Updated: Apr 7
I have noticed that most of us put ourselves in categories of intellectual strengths and assume that means that certain abilities or fields are out of our reach. When I was little I was artsy fartsy. I loved to draw, write, dance, read novels and hated math and science classes. My mom started homeschooling us when I was in fourth grade as a result of my disaster of a third grade. I learned nothing the entire third grade year. I had four different home room teachers who left big gaps where the previous teacher left off. Math was the worst of the classes – and as any teacher knows, third grade is an important year for math. If I actually learned something in that year I learned it wrong. My mother, thankfully, made me repeat all of the third grade math before I could move on to fourth grade math.
I had already decided that I was a right brained, creative type and that math was never going to be strong for me.

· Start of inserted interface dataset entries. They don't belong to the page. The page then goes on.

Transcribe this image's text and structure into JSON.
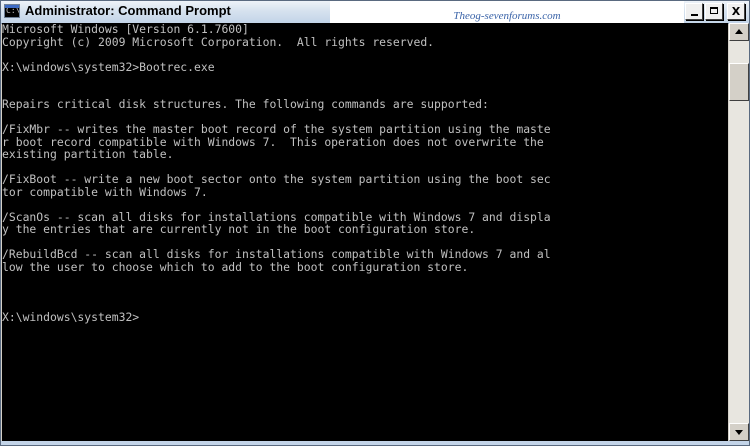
{
  "window": {
    "title": "Administrator: Command Prompt",
    "icon_label": "C:\\",
    "watermark": "Theog-sevenforums.com"
  },
  "controls": {
    "minimize": "minimize-icon",
    "maximize": "maximize-icon",
    "close": "X"
  },
  "console": {
    "lines": [
      "Microsoft Windows [Version 6.1.7600]",
      "Copyright (c) 2009 Microsoft Corporation.  All rights reserved.",
      "",
      "X:\\windows\\system32>Bootrec.exe",
      "",
      "",
      "Repairs critical disk structures. The following commands are supported:",
      "",
      "/FixMbr -- writes the master boot record of the system partition using the maste",
      "r boot record compatible with Windows 7.  This operation does not overwrite the",
      "existing partition table.",
      "",
      "/FixBoot -- write a new boot sector onto the system partition using the boot sec",
      "tor compatible with Windows 7.",
      "",
      "/ScanOs -- scan all disks for installations compatible with Windows 7 and displa",
      "y the entries that are currently not in the boot configuration store.",
      "",
      "/RebuildBcd -- scan all disks for installations compatible with Windows 7 and al",
      "low the user to choose which to add to the boot configuration store.",
      "",
      "",
      "",
      "X:\\windows\\system32>"
    ]
  },
  "colors": {
    "console_bg": "#000000",
    "console_fg": "#c0c0c0",
    "titlebar": "#d6e2ef"
  }
}
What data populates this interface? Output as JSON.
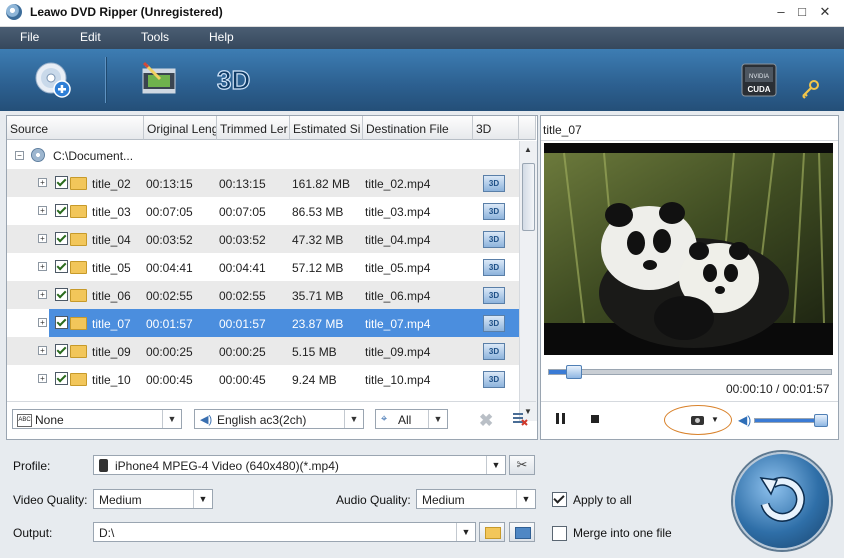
{
  "window": {
    "title": "Leawo DVD Ripper (Unregistered)",
    "min": "–",
    "max": "□",
    "close": "✕"
  },
  "menu": [
    "File",
    "Edit",
    "Tools",
    "Help"
  ],
  "toolbar": {
    "icons": [
      "add-dvd-icon",
      "edit-video-icon",
      "3d-icon",
      "cuda-icon",
      "settings-key-icon"
    ],
    "three_d_label": "3D",
    "cuda_label": "CUDA",
    "nvidia_label": "NVIDIA"
  },
  "list": {
    "columns": [
      "Source",
      "Original Leng",
      "Trimmed Ler",
      "Estimated Si",
      "Destination File",
      "3D"
    ],
    "root": "C:\\Document...",
    "rows": [
      {
        "name": "title_02",
        "original": "00:13:15",
        "trimmed": "00:13:15",
        "size": "161.82 MB",
        "dest": "title_02.mp4",
        "selected": false
      },
      {
        "name": "title_03",
        "original": "00:07:05",
        "trimmed": "00:07:05",
        "size": "86.53 MB",
        "dest": "title_03.mp4",
        "selected": false
      },
      {
        "name": "title_04",
        "original": "00:03:52",
        "trimmed": "00:03:52",
        "size": "47.32 MB",
        "dest": "title_04.mp4",
        "selected": false
      },
      {
        "name": "title_05",
        "original": "00:04:41",
        "trimmed": "00:04:41",
        "size": "57.12 MB",
        "dest": "title_05.mp4",
        "selected": false
      },
      {
        "name": "title_06",
        "original": "00:02:55",
        "trimmed": "00:02:55",
        "size": "35.71 MB",
        "dest": "title_06.mp4",
        "selected": false
      },
      {
        "name": "title_07",
        "original": "00:01:57",
        "trimmed": "00:01:57",
        "size": "23.87 MB",
        "dest": "title_07.mp4",
        "selected": true
      },
      {
        "name": "title_09",
        "original": "00:00:25",
        "trimmed": "00:00:25",
        "size": "5.15 MB",
        "dest": "title_09.mp4",
        "selected": false
      },
      {
        "name": "title_10",
        "original": "00:00:45",
        "trimmed": "00:00:45",
        "size": "9.24 MB",
        "dest": "title_10.mp4",
        "selected": false
      }
    ],
    "three_d_button": "3D"
  },
  "tracks": {
    "subtitle": "None",
    "audio": "English ac3(2ch)",
    "angle": "All"
  },
  "preview": {
    "title": "title_07",
    "time": "00:00:10 / 00:01:57",
    "progress_fraction": 0.085,
    "volume_fraction": 0.9
  },
  "bottom": {
    "profile_label": "Profile:",
    "profile_value": "iPhone4 MPEG-4 Video (640x480)(*.mp4)",
    "video_quality_label": "Video Quality:",
    "video_quality_value": "Medium",
    "audio_quality_label": "Audio Quality:",
    "audio_quality_value": "Medium",
    "output_label": "Output:",
    "output_value": "D:\\",
    "apply_to_all": "Apply to all",
    "apply_to_all_checked": true,
    "merge_label": "Merge into one file",
    "merge_checked": false
  },
  "colors": {
    "toolbar": "#2c5f8f",
    "menubar": "#3f5165",
    "selection": "#4b8ede",
    "convert_button": "#2f6fa8"
  }
}
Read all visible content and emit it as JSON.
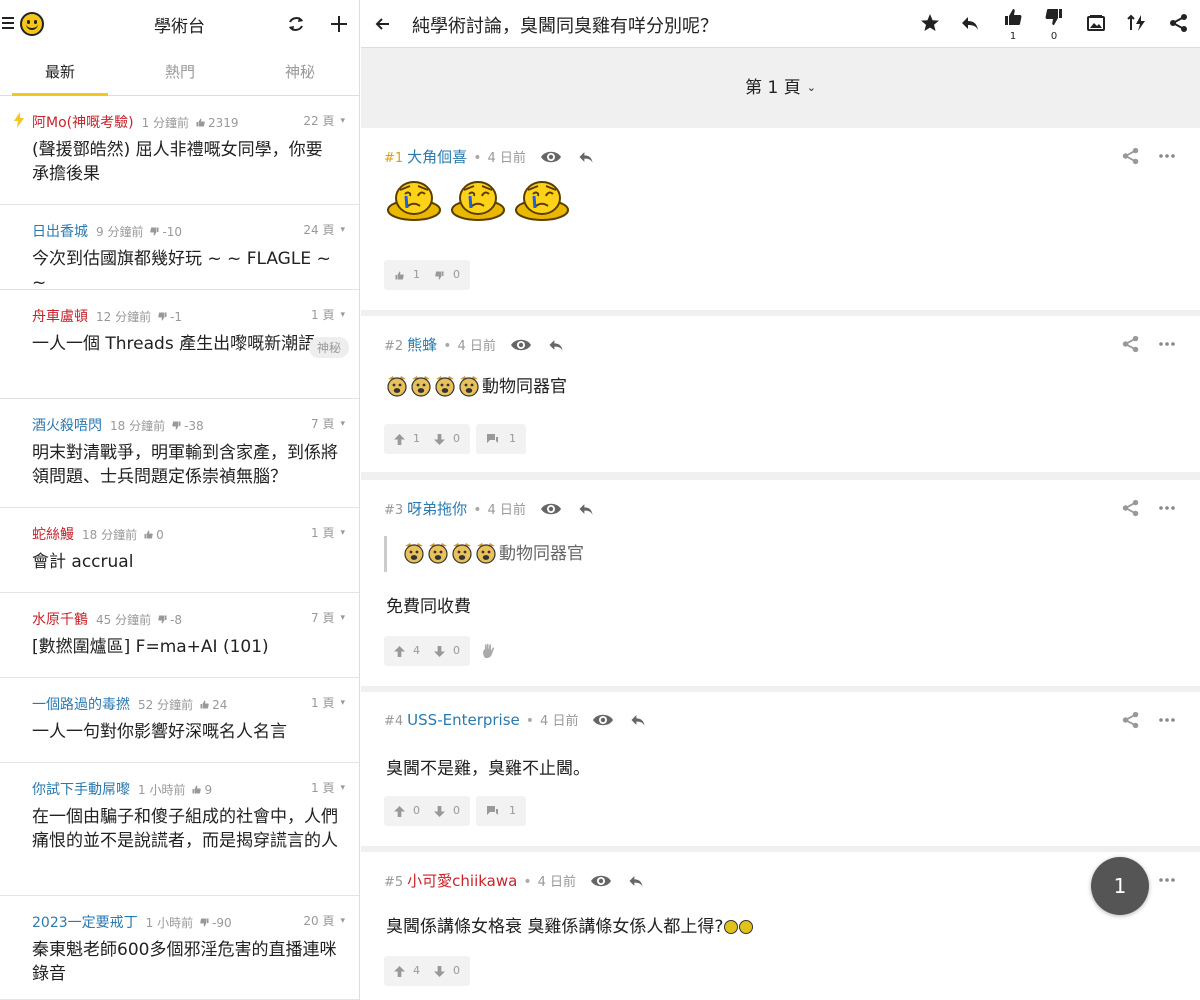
{
  "left": {
    "channel_title": "學術台",
    "tabs": [
      {
        "label": "最新",
        "active": true
      },
      {
        "label": "熱門",
        "active": false
      },
      {
        "label": "神秘",
        "active": false
      }
    ],
    "topics": [
      {
        "user": "阿Mo(神嘅考驗)",
        "user_color": "red",
        "time": "1 分鐘前",
        "vote_type": "up",
        "votes": "2319",
        "pages": "22 頁",
        "title": "(聲援鄧皓然) 屈人非禮嘅女同學，你要承擔後果",
        "hot": true
      },
      {
        "user": "日出香城",
        "user_color": "blue",
        "time": "9 分鐘前",
        "vote_type": "down",
        "votes": "-10",
        "pages": "24 頁",
        "title": "今次到估國旗都幾好玩 ~ ~ FLAGLE ~ ~"
      },
      {
        "user": "舟車盧頓",
        "user_color": "red",
        "time": "12 分鐘前",
        "vote_type": "down",
        "votes": "-1",
        "pages": "1 頁",
        "title": "一人一個 Threads 產生出嚟嘅新潮語",
        "tag": "神秘"
      },
      {
        "user": "酒火殺唔閃",
        "user_color": "blue",
        "time": "18 分鐘前",
        "vote_type": "down",
        "votes": "-38",
        "pages": "7 頁",
        "title": "明末對清戰爭，明軍輸到含家產，到係將領問題、士兵問題定係崇禎無腦？"
      },
      {
        "user": "蛇絲鰻",
        "user_color": "red",
        "time": "18 分鐘前",
        "vote_type": "up",
        "votes": "0",
        "pages": "1 頁",
        "title": "會計 accrual"
      },
      {
        "user": "水原千鶴",
        "user_color": "red",
        "time": "45 分鐘前",
        "vote_type": "down",
        "votes": "-8",
        "pages": "7 頁",
        "title": "[數撚圍爐區] F=ma+AI (101)"
      },
      {
        "user": "一個路過的毒撚",
        "user_color": "blue",
        "time": "52 分鐘前",
        "vote_type": "up",
        "votes": "24",
        "pages": "1 頁",
        "title": "一人一句對你影響好深嘅名人名言"
      },
      {
        "user": "你試下手動屌嚟",
        "user_color": "blue",
        "time": "1 小時前",
        "vote_type": "up",
        "votes": "9",
        "pages": "1 頁",
        "title": "在一個由騙子和傻子組成的社會中，人們痛恨的並不是說謊者，而是揭穿謊言的人"
      },
      {
        "user": "2023一定要戒丁",
        "user_color": "blue",
        "time": "1 小時前",
        "vote_type": "down",
        "votes": "-90",
        "pages": "20 頁",
        "title": "秦東魁老師600多個邪淫危害的直播連咪錄音"
      }
    ]
  },
  "thread": {
    "title": "純學術討論，臭閪同臭雞有咩分別呢？",
    "like_count": "1",
    "dislike_count": "0",
    "page_label": "第 1 頁",
    "posts": [
      {
        "num": "#1",
        "user": "大角佪喜",
        "user_color": "blue",
        "time": "4 日前",
        "up": "1",
        "down": "0"
      },
      {
        "num": "#2",
        "user": "熊蜂",
        "user_color": "blue",
        "time": "4 日前",
        "text": "動物同器官",
        "up": "1",
        "down": "0",
        "replies": "1"
      },
      {
        "num": "#3",
        "user": "呀弟拖你",
        "user_color": "blue",
        "time": "4 日前",
        "quote": "動物同器官",
        "text": "免費同收費",
        "up": "4",
        "down": "0"
      },
      {
        "num": "#4",
        "user": "USS-Enterprise",
        "user_color": "blue",
        "time": "4 日前",
        "text": "臭閪不是雞，臭雞不止閪。",
        "up": "0",
        "down": "0",
        "replies": "1"
      },
      {
        "num": "#5",
        "user": "小可愛chiikawa",
        "user_color": "red",
        "time": "4 日前",
        "text": "臭閪係講條女格衰 臭雞係講條女係人都上得?",
        "up": "4",
        "down": "0"
      }
    ]
  },
  "fab_label": "1",
  "colors": {
    "accent": "#f3c623",
    "red_user": "#c8232c",
    "blue_user": "#2a7ab0",
    "op_number": "#d8a21a"
  }
}
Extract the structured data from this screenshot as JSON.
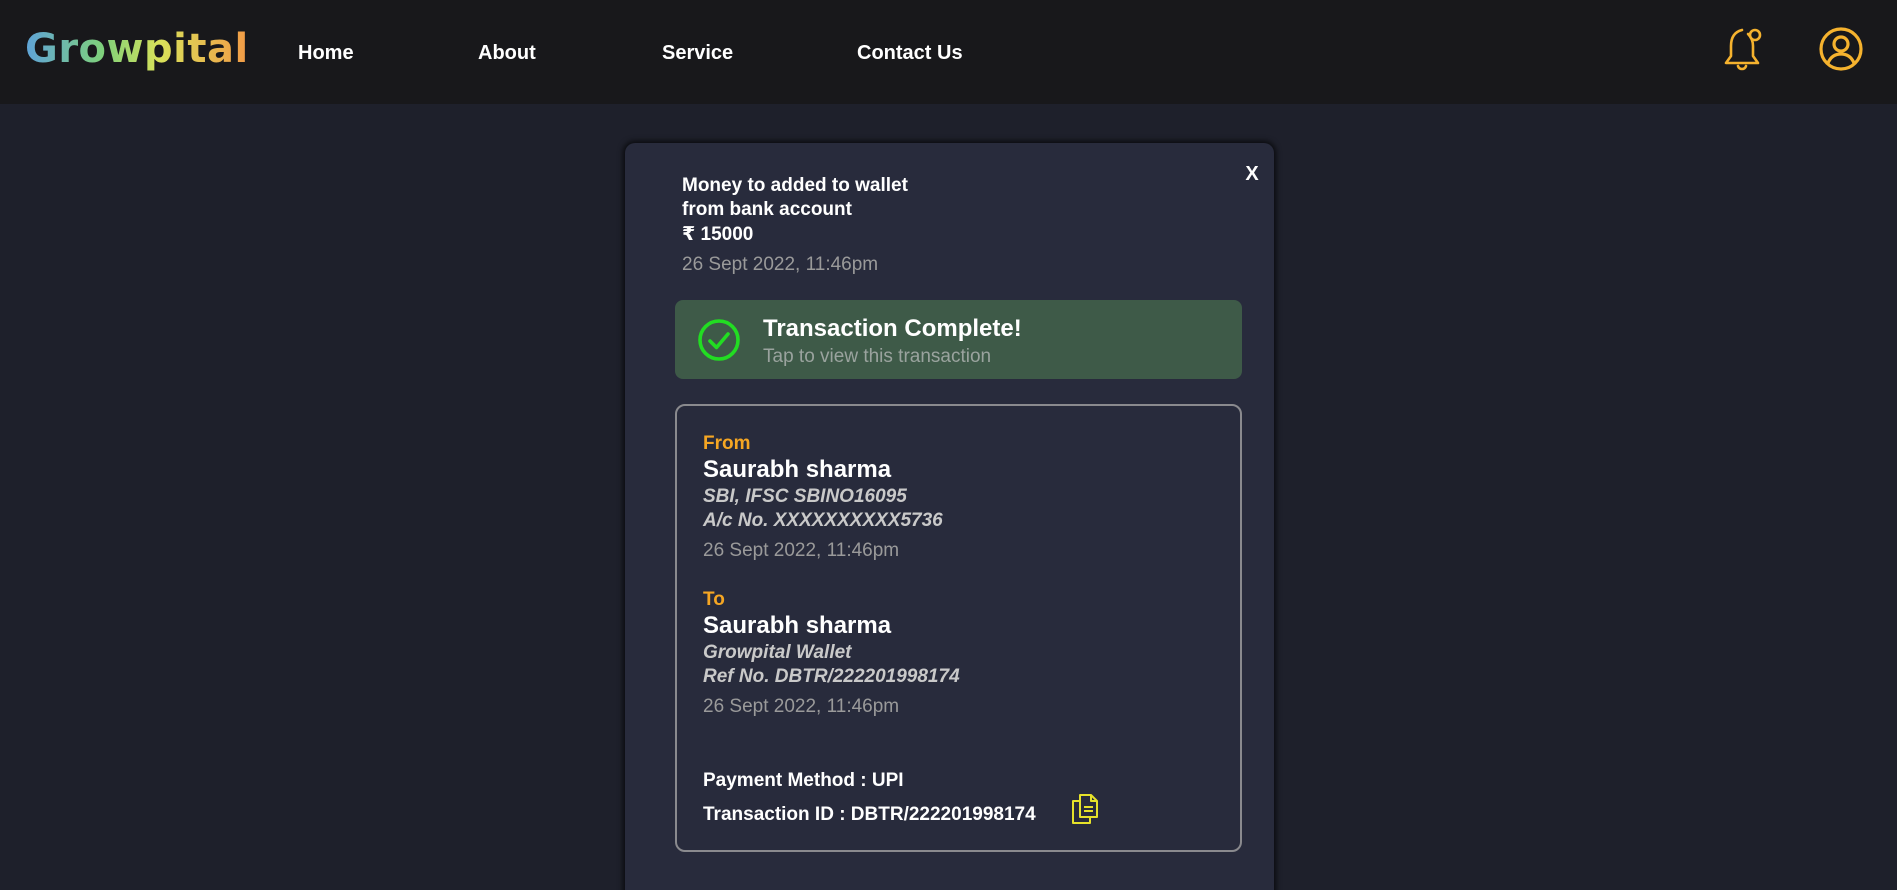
{
  "nav": {
    "logo": "Growpital",
    "links": [
      "Home",
      "About",
      "Service",
      "Contact Us"
    ],
    "icons": [
      "bell-icon",
      "user-circle-icon"
    ],
    "accent": "#f5b22e"
  },
  "modal": {
    "close_label": "X",
    "header": {
      "line1": "Money to added to wallet",
      "line2": "from bank account",
      "amount": "₹ 15000",
      "date": "26 Sept 2022, 11:46pm"
    },
    "status": {
      "title": "Transaction Complete!",
      "subtitle": "Tap to view this transaction",
      "icon": "check-circle-icon",
      "color": "#22dd22"
    },
    "from": {
      "label": "From",
      "name": "Saurabh sharma",
      "line1": "SBI, IFSC SBINO16095",
      "line2": "A/c No. XXXXXXXXXX5736",
      "date": "26 Sept 2022, 11:46pm"
    },
    "to": {
      "label": "To",
      "name": "Saurabh sharma",
      "line1": "Growpital Wallet",
      "line2": "Ref No. DBTR/222201998174",
      "date": "26 Sept 2022, 11:46pm"
    },
    "payment_method": "Payment Method : UPI",
    "transaction_id": "Transaction ID : DBTR/222201998174",
    "copy_icon": "copy-icon"
  }
}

My mother, a formidable character who loves to study, did not find this acceptable. Draw, read, write, dance – that was all great, but math (and science) was going to be a part of the tools in my toolbox. During this and all of the math education that followed that year I realized that I could use my learning style, and strengths to learn my weak subjects. I parsed all math (not just word problems) as is it were a narrative. For a creative kid long division just looks like boring data that has no personality – no Mr. Darcy to get to know, no Gandalf to show me my inner strength – just cold numbers, that represented nothing.
Dollar signs made my math problem a narrative. (Use whatever tricks your brain into being interested in the subject – cakes, shoes, butterflies. For me it was dollars.)
At the end of it I could imagine Mr. Darcy’s “10,000 a year!” or the mountain of gold under Bilbo’s dragon. The numbers became relevant info. It didn’t change the actual math I was learning, but it made me interested enough to find the answers. I was good at math from that point on. If it hadn’t been for my Mom seeing to my educational gaps I would, even now, assume that anything heavy in numbers was out of my reach.
This is how I approach the companies I want to invest in. I am still artsy and right brained, so I find the story of the company (which does include numbers). Does the company do something that interests me? Do I understand it? Does it improve the world? Individuals’ lives? Is it responsible with resources? If those answers are favorable I consider it worth more story development. Next, move on to the company’s leadership.
Is the CEO a collosal douchebag? (See my last blog post for more on this.) Does the CEO use plain, understandable speech when she’s describing the future of the company? Does he seem over his head? Does he take ownership and responsibility when the company falls short of growth goals? I watch him/her in YouTube interviews and imagine that he/she is chatting up my sweet, vulnerable, unlucky in love friend. Is my instinct to get my friend away from him/her or did she finally meet someone nice? (Use your own experiences to read the person in charge. It has the added benefit of turning all the douchebag encounters you’ve ever had into something useful.)
If those first two stages of inquiry turn out pretty favorably then you look at the numbers. Look at annual reports (creative types, keep this in the narrative space so it stays interesting). Can they pay off their debt in three years or less? Have they grown steadily over the last ten years? Read Phil Town’s book, Rule #1 and use his checklist. In that book you learn how to determine the value of the shares. Once you’ve done that determine if the price is more or less than that value.
Stories are easier to remember than a series of data points. Once you’ve told the whole story and decided how much it is worth wait until the share price is half that. If it is a good company it will grow to its value and probably beyond. Keep up with the narrative of your company. Make sure it stays the nice guy you’d like to see with your friend and if it doesn’t boot it to the curb.
The whole story is necessary to be a responsible investor. As a “right brained thinker” or “creative” or whatever you’d call it you are in an excellent position to see beyond the numbers to the whole story. It is an advantage, not an obstacle.
Investing books for “words not numbers” types:
The Rebel Allocatorby Jacob Taylor. This is actually a novel that has a mentor/mentee relationship as the central plot. You accidentally learn how business works while you are watching the story unfold.
Investedby Danielle and Phil Town. Danielle Town is a lawyer who has learned to invest from her father. She is a “words” person, not a “numbers” person. Her journey through investing is the perfect read for the creative who wants to invest.
The Education of a Value Investorby Guy Spier. This is a great book to be inspired by the positive impact that investing in great companies can have. It is the strongest way of voting with your money and keeping your companies responsible. I’ve read it several times and get inspired every time.
*btw if you purchase via these links I will get a tiny commission.
Also, watch the YouTube video of Charlie Munger explaining the 4 rules of investing.